▸ Dataset records
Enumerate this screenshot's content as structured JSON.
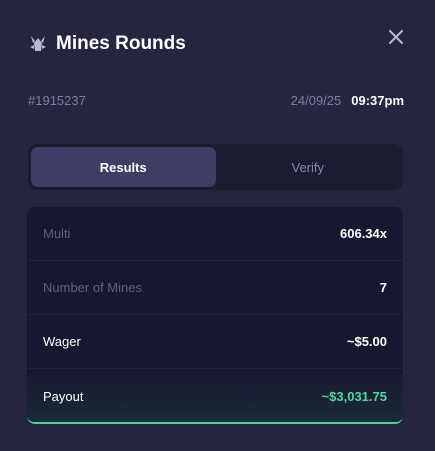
{
  "header": {
    "title": "Mines Rounds"
  },
  "meta": {
    "round_id": "#1915237",
    "date": "24/09/25",
    "time": "09:37pm"
  },
  "tabs": [
    {
      "label": "Results",
      "active": true
    },
    {
      "label": "Verify",
      "active": false
    }
  ],
  "results": [
    {
      "label": "Multi",
      "value": "606.34x"
    },
    {
      "label": "Number of Mines",
      "value": "7"
    },
    {
      "label": "Wager",
      "value": "~$5.00"
    },
    {
      "label": "Payout",
      "value": "~$3,031.75"
    }
  ],
  "colors": {
    "background": "#25253f",
    "panel": "#171730",
    "tab_active": "#3d3d66",
    "payout_green": "#4cd99e",
    "muted_text": "#5f5f82"
  },
  "icons": {
    "header": "mines-icon",
    "close": "close-icon"
  }
}
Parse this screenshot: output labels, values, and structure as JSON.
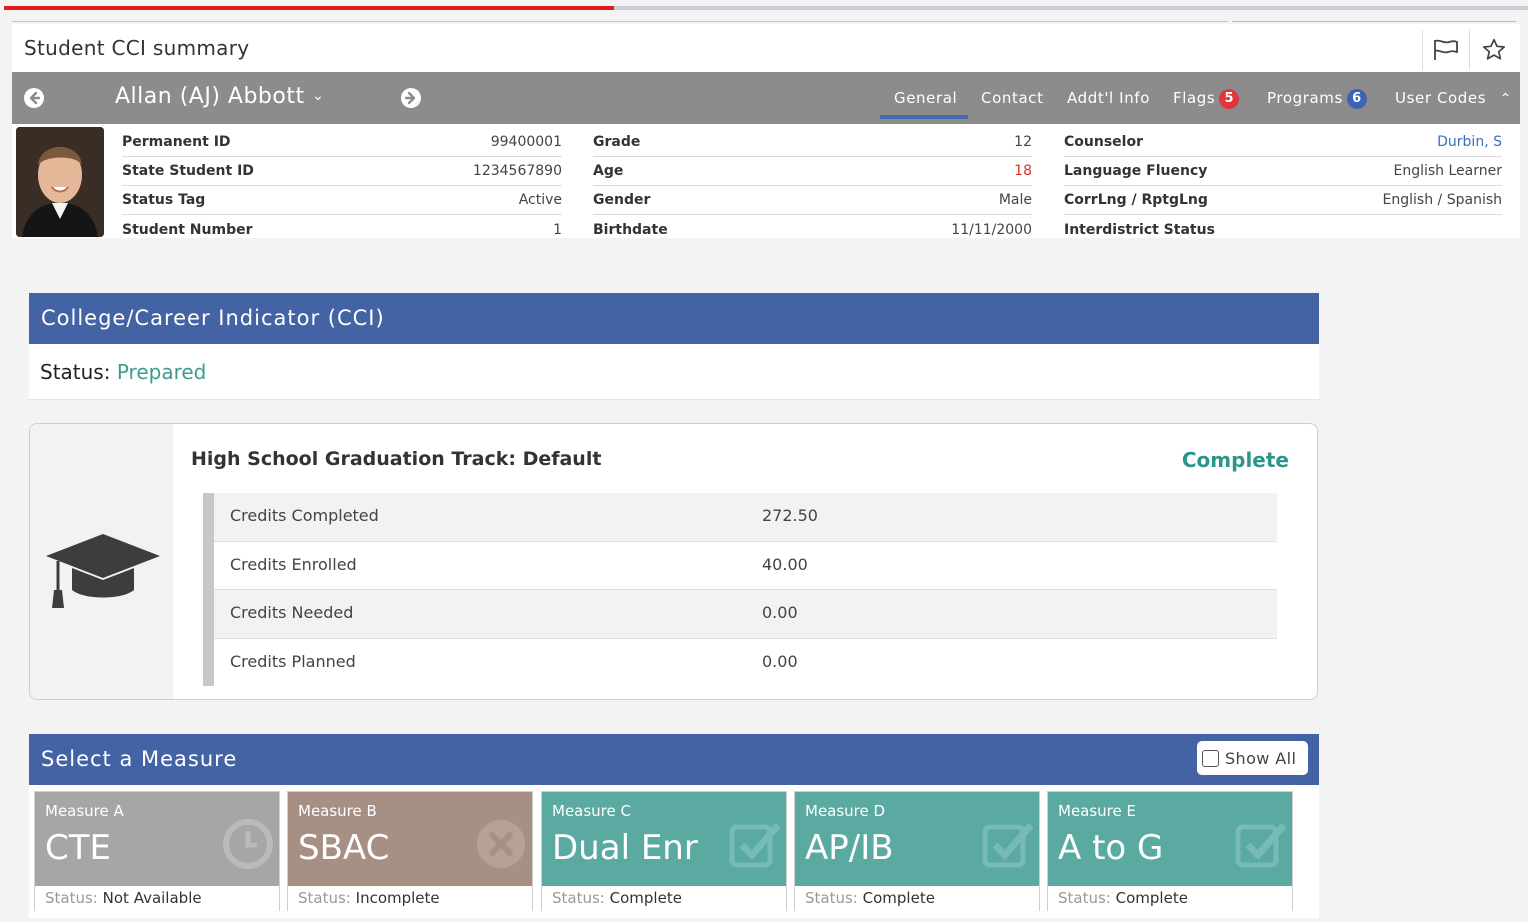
{
  "page": {
    "title": "Student CCI summary"
  },
  "student": {
    "name": "Allan (AJ) Abbott",
    "tabs": [
      {
        "label": "General"
      },
      {
        "label": "Contact"
      },
      {
        "label": "Addt'l Info"
      },
      {
        "label": "Flags",
        "badge": "5"
      },
      {
        "label": "Programs",
        "badge": "6"
      },
      {
        "label": "User Codes"
      }
    ],
    "col1": [
      {
        "label": "Permanent ID",
        "value": "99400001"
      },
      {
        "label": "State Student ID",
        "value": "1234567890"
      },
      {
        "label": "Status Tag",
        "value": "Active"
      },
      {
        "label": "Student Number",
        "value": "1"
      }
    ],
    "col2": [
      {
        "label": "Grade",
        "value": "12"
      },
      {
        "label": "Age",
        "value": "18"
      },
      {
        "label": "Gender",
        "value": "Male"
      },
      {
        "label": "Birthdate",
        "value": "11/11/2000"
      }
    ],
    "col3": [
      {
        "label": "Counselor",
        "value": "Durbin, S"
      },
      {
        "label": "Language Fluency",
        "value": "English Learner"
      },
      {
        "label": "CorrLng / RptgLng",
        "value": "English / Spanish"
      },
      {
        "label": "Interdistrict Status",
        "value": ""
      }
    ]
  },
  "cci": {
    "heading": "College/Career Indicator (CCI)",
    "status_label": "Status:",
    "status_value": "Prepared"
  },
  "graduation": {
    "track": "High School Graduation Track: Default",
    "status": "Complete",
    "rows": [
      {
        "label": "Credits Completed",
        "value": "272.50"
      },
      {
        "label": "Credits Enrolled",
        "value": "40.00"
      },
      {
        "label": "Credits Needed",
        "value": "0.00"
      },
      {
        "label": "Credits Planned",
        "value": "0.00"
      }
    ]
  },
  "measures": {
    "heading": "Select a Measure",
    "show_all": "Show All",
    "status_prefix": "Status:",
    "items": [
      {
        "label": "Measure A",
        "name": "CTE",
        "status": "Not Available",
        "color": "#a6a6a6",
        "icon": "clock-icon"
      },
      {
        "label": "Measure B",
        "name": "SBAC",
        "status": "Incomplete",
        "color": "#a88f84",
        "icon": "x-circle-icon"
      },
      {
        "label": "Measure C",
        "name": "Dual Enr",
        "status": "Complete",
        "color": "#5aaaa2",
        "icon": "checkbox-icon"
      },
      {
        "label": "Measure D",
        "name": "AP/IB",
        "status": "Complete",
        "color": "#5aaaa2",
        "icon": "checkbox-icon"
      },
      {
        "label": "Measure E",
        "name": "A to G",
        "status": "Complete",
        "color": "#5aaaa2",
        "icon": "checkbox-icon"
      }
    ]
  },
  "colors": {
    "accent_blue": "#4463a5",
    "teal": "#2d968a",
    "age_red": "#d9312b",
    "counselor_link": "#3b6fc1"
  }
}
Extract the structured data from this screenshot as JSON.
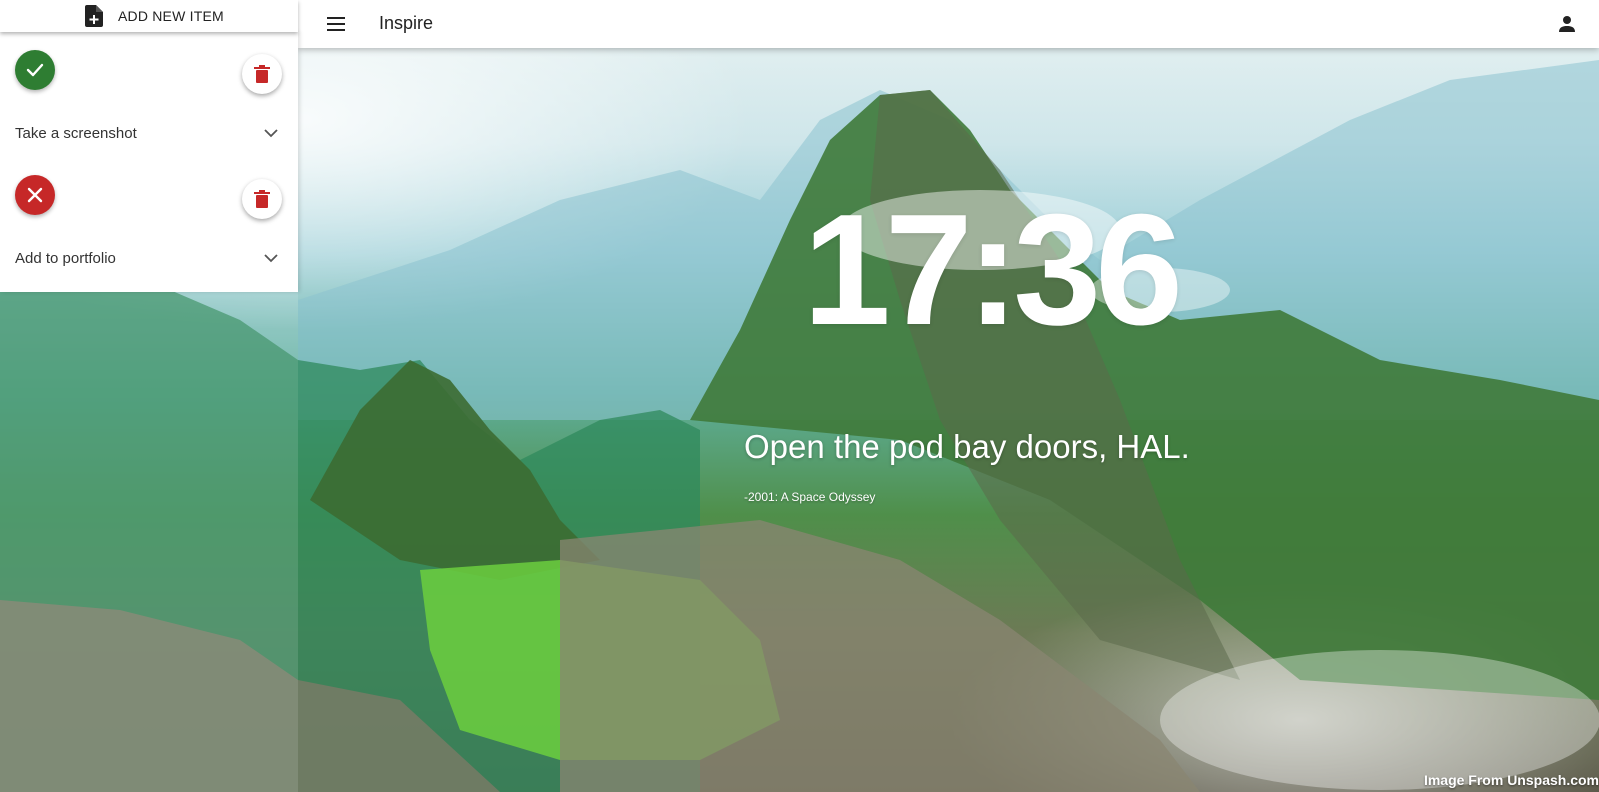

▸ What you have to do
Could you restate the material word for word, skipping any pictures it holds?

▸ Solution to this problem
Enumerate this screenshot's content as structured JSON.
{
  "header": {
    "title": "Mines Rounds"
  },
  "meta": {
    "round_id": "#1915237",
    "date": "24/09/25",
    "time": "09:37pm"
  },
  "tabs": [
    {
      "label": "Results",
      "active": true
    },
    {
      "label": "Verify",
      "active": false
    }
  ],
  "results": [
    {
      "label": "Multi",
      "value": "606.34x"
    },
    {
      "label": "Number of Mines",
      "value": "7"
    },
    {
      "label": "Wager",
      "value": "~$5.00"
    },
    {
      "label": "Payout",
      "value": "~$3,031.75"
    }
  ],
  "colors": {
    "background": "#25253f",
    "panel": "#171730",
    "tab_active": "#3d3d66",
    "payout_green": "#4cd99e",
    "muted_text": "#5f5f82"
  },
  "icons": {
    "header": "mines-icon",
    "close": "close-icon"
  }
}
Parse this screenshot: output labels, values, and structure as JSON.
{
  "page": {
    "title": "Student CCI summary"
  },
  "student": {
    "name": "Allan (AJ) Abbott",
    "tabs": [
      {
        "label": "General"
      },
      {
        "label": "Contact"
      },
      {
        "label": "Addt'l Info"
      },
      {
        "label": "Flags",
        "badge": "5"
      },
      {
        "label": "Programs",
        "badge": "6"
      },
      {
        "label": "User Codes"
      }
    ],
    "col1": [
      {
        "label": "Permanent ID",
        "value": "99400001"
      },
      {
        "label": "State Student ID",
        "value": "1234567890"
      },
      {
        "label": "Status Tag",
        "value": "Active"
      },
      {
        "label": "Student Number",
        "value": "1"
      }
    ],
    "col2": [
      {
        "label": "Grade",
        "value": "12"
      },
      {
        "label": "Age",
        "value": "18"
      },
      {
        "label": "Gender",
        "value": "Male"
      },
      {
        "label": "Birthdate",
        "value": "11/11/2000"
      }
    ],
    "col3": [
      {
        "label": "Counselor",
        "value": "Durbin, S"
      },
      {
        "label": "Language Fluency",
        "value": "English Learner"
      },
      {
        "label": "CorrLng / RptgLng",
        "value": "English / Spanish"
      },
      {
        "label": "Interdistrict Status",
        "value": ""
      }
    ]
  },
  "cci": {
    "heading": "College/Career Indicator (CCI)",
    "status_label": "Status:",
    "status_value": "Prepared"
  },
  "graduation": {
    "track": "High School Graduation Track: Default",
    "status": "Complete",
    "rows": [
      {
        "label": "Credits Completed",
        "value": "272.50"
      },
      {
        "label": "Credits Enrolled",
        "value": "40.00"
      },
      {
        "label": "Credits Needed",
        "value": "0.00"
      },
      {
        "label": "Credits Planned",
        "value": "0.00"
      }
    ]
  },
  "measures": {
    "heading": "Select a Measure",
    "show_all": "Show All",
    "status_prefix": "Status:",
    "items": [
      {
        "label": "Measure A",
        "name": "CTE",
        "status": "Not Available",
        "color": "#a6a6a6",
        "icon": "clock-icon"
      },
      {
        "label": "Measure B",
        "name": "SBAC",
        "status": "Incomplete",
        "color": "#a88f84",
        "icon": "x-circle-icon"
      },
      {
        "label": "Measure C",
        "name": "Dual Enr",
        "status": "Complete",
        "color": "#5aaaa2",
        "icon": "checkbox-icon"
      },
      {
        "label": "Measure D",
        "name": "AP/IB",
        "status": "Complete",
        "color": "#5aaaa2",
        "icon": "checkbox-icon"
      },
      {
        "label": "Measure E",
        "name": "A to G",
        "status": "Complete",
        "color": "#5aaaa2",
        "icon": "checkbox-icon"
      }
    ]
  },
  "colors": {
    "accent_blue": "#4463a5",
    "teal": "#2d968a",
    "age_red": "#d9312b",
    "counselor_link": "#3b6fc1"
  }
}
Extract the structured data from this screenshot as JSON.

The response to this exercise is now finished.